Under the third assignment of error, the defendant-appellant argues that the assignment of the lease by Ardosa to Montinola did not appear in a notarial instrument and that therefore the trial court erred in ordering that the lease be entered upon the certificate of title. There is not much force in this argument; if the court had jurisdiction, the judgment itself would be sufficient warrant for the entry of the corresponding memorandum, but inasmuch as the term of the lease has already expired, the entry in question is unnecessary and the judgment must be modified accordingly. In this connection it may be well to call attention to the fact that under the last paragraph of section 112 of the Land Registration Act, petition for amendments or alterations of certificates of title which includes the entry of a memorandum must be "filed, and entitled in the original case in which the degree of registration was entered," and upon that ground it may have been error to order such an entry in the present proceedings.

The defendant's fourth assignment of error is well taken. The trial court may possibly have been misled by paragraph 2 of article 1806 of the Civil Code, but that paragraph applies only to cases where "the nullity arises from illegality of the consideration or the purpose of the contract" (Civil Code, art. 1305). The provision applicable to the present case is found in article 1303 which reads as follows:

"When an obligation has been adjudged void, the contracting parties shall restore to each other the things which have been the subject-matter of the contract, together with their fruits, and the price paid therefor, together with interest, without prejudice to the provisions of the following articles."

The court below therefore erred in holding that the defendant was not entitled to reimbursement for his payments to the National Bank and for taxes.

For the reasons stated, the judgment appealed from is affirmed in so far as it holds that the defendant was bound to respect the lease from Antonia Gustilo to Vicente Ardosa and the sublease to Felix Montinola, declares the sale of the plantation by the plaintiffs Mercedes Gustilo and Leopoldo Jereza to the defendant rescinded, and awards to Felix Montinola the sugar produced on the plantation during his receivership or the money received from the sale of such sugar. In all other respects, the judgment is reversed.

It is hereby ordered that the defendant have and recover judgment against the plaintiffs Mercedes Gustilo and Leopoldo Jereza, jointly and severally, for the sum of P1,253,19 for payments made op their behalf to the National Bank and for the further sum of P573.74 for taxes paid, all with interest at the rate of 6 per cent per annum from February 23, 1923, the date of the filing of the defendant's cross-complaint and counterclaim. The defendant-appellant shall pay the costs of both instances. So ordered.

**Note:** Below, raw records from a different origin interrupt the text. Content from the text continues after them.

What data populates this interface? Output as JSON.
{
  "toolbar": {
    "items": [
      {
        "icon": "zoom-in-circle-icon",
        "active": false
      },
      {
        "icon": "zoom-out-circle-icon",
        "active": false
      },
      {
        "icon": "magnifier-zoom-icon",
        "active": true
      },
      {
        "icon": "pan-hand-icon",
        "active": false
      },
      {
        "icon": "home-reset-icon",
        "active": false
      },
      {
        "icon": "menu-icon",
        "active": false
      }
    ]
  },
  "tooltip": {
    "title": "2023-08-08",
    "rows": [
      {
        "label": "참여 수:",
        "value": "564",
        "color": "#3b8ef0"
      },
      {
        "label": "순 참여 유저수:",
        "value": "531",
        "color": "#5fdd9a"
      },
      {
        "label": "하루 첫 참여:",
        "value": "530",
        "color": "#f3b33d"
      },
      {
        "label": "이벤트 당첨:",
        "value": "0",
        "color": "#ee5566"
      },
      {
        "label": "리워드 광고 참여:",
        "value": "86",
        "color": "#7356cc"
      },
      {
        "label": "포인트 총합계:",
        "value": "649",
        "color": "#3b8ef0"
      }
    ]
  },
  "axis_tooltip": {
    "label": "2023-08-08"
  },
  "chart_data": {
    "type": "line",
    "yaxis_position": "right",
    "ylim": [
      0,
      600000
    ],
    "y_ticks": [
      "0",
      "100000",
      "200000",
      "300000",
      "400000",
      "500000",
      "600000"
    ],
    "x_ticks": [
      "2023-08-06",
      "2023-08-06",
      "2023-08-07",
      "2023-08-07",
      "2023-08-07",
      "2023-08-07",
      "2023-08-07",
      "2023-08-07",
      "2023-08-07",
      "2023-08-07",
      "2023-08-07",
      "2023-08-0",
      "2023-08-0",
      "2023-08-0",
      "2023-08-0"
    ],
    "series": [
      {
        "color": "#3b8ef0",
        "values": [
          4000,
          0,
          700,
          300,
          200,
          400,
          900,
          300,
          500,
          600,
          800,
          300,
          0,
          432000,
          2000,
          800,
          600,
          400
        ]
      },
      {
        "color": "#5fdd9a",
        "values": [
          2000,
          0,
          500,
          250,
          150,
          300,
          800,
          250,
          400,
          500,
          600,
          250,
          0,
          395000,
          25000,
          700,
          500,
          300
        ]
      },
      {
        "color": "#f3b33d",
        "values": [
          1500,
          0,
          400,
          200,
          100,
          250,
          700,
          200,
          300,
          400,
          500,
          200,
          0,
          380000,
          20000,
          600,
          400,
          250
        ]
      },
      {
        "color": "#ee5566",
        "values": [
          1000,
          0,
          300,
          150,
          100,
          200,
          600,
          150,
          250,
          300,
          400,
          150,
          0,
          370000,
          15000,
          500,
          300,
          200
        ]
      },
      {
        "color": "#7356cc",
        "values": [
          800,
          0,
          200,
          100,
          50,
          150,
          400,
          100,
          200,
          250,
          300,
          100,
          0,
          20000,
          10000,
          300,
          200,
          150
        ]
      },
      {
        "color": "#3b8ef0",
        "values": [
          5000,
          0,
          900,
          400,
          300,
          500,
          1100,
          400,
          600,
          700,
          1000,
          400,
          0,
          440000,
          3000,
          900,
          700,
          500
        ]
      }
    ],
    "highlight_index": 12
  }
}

Avanceña, C. J., Johnson, Street, Malcolm, Johns, Romualdez, and Villa-Real, JJ., concur.